------ Given records
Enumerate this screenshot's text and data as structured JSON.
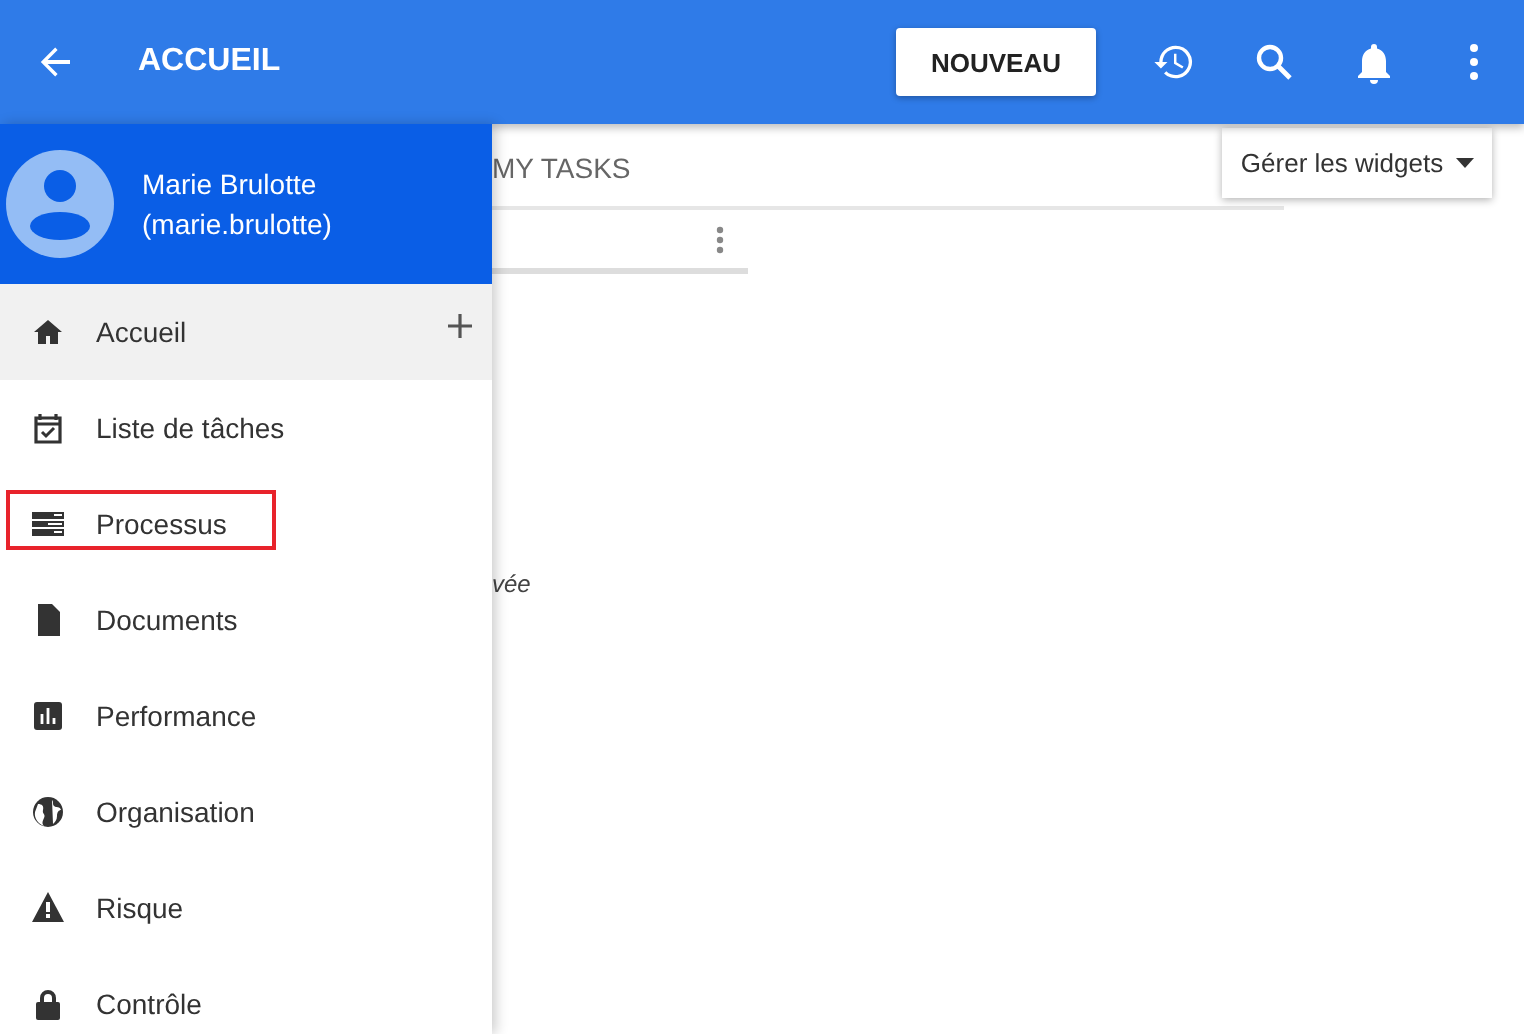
{
  "header": {
    "title": "ACCUEIL",
    "new_button": "NOUVEAU"
  },
  "content": {
    "tab": "MY TASKS",
    "manage_button": "Gérer les widgets",
    "partial_text": "vée"
  },
  "drawer": {
    "user_name": "Marie Brulotte",
    "user_login": "(marie.brulotte)",
    "items": [
      {
        "label": "Accueil",
        "selected": true,
        "highlighted": false
      },
      {
        "label": "Liste de tâches",
        "selected": false,
        "highlighted": false
      },
      {
        "label": "Processus",
        "selected": false,
        "highlighted": true
      },
      {
        "label": "Documents",
        "selected": false,
        "highlighted": false
      },
      {
        "label": "Performance",
        "selected": false,
        "highlighted": false
      },
      {
        "label": "Organisation",
        "selected": false,
        "highlighted": false
      },
      {
        "label": "Risque",
        "selected": false,
        "highlighted": false
      },
      {
        "label": "Contrôle",
        "selected": false,
        "highlighted": false
      }
    ]
  }
}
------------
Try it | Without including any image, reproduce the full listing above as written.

Completed task |
Enumerate this screenshot's text and data as structured JSON.
{
  "header": {
    "title": "ACCUEIL",
    "new_button": "NOUVEAU"
  },
  "content": {
    "tab": "MY TASKS",
    "manage_button": "Gérer les widgets",
    "partial_text": "vée"
  },
  "drawer": {
    "user_name": "Marie Brulotte",
    "user_login": "(marie.brulotte)",
    "items": [
      {
        "label": "Accueil",
        "selected": true,
        "highlighted": false
      },
      {
        "label": "Liste de tâches",
        "selected": false,
        "highlighted": false
      },
      {
        "label": "Processus",
        "selected": false,
        "highlighted": true
      },
      {
        "label": "Documents",
        "selected": false,
        "highlighted": false
      },
      {
        "label": "Performance",
        "selected": false,
        "highlighted": false
      },
      {
        "label": "Organisation",
        "selected": false,
        "highlighted": false
      },
      {
        "label": "Risque",
        "selected": false,
        "highlighted": false
      },
      {
        "label": "Contrôle",
        "selected": false,
        "highlighted": false
      }
    ]
  }
}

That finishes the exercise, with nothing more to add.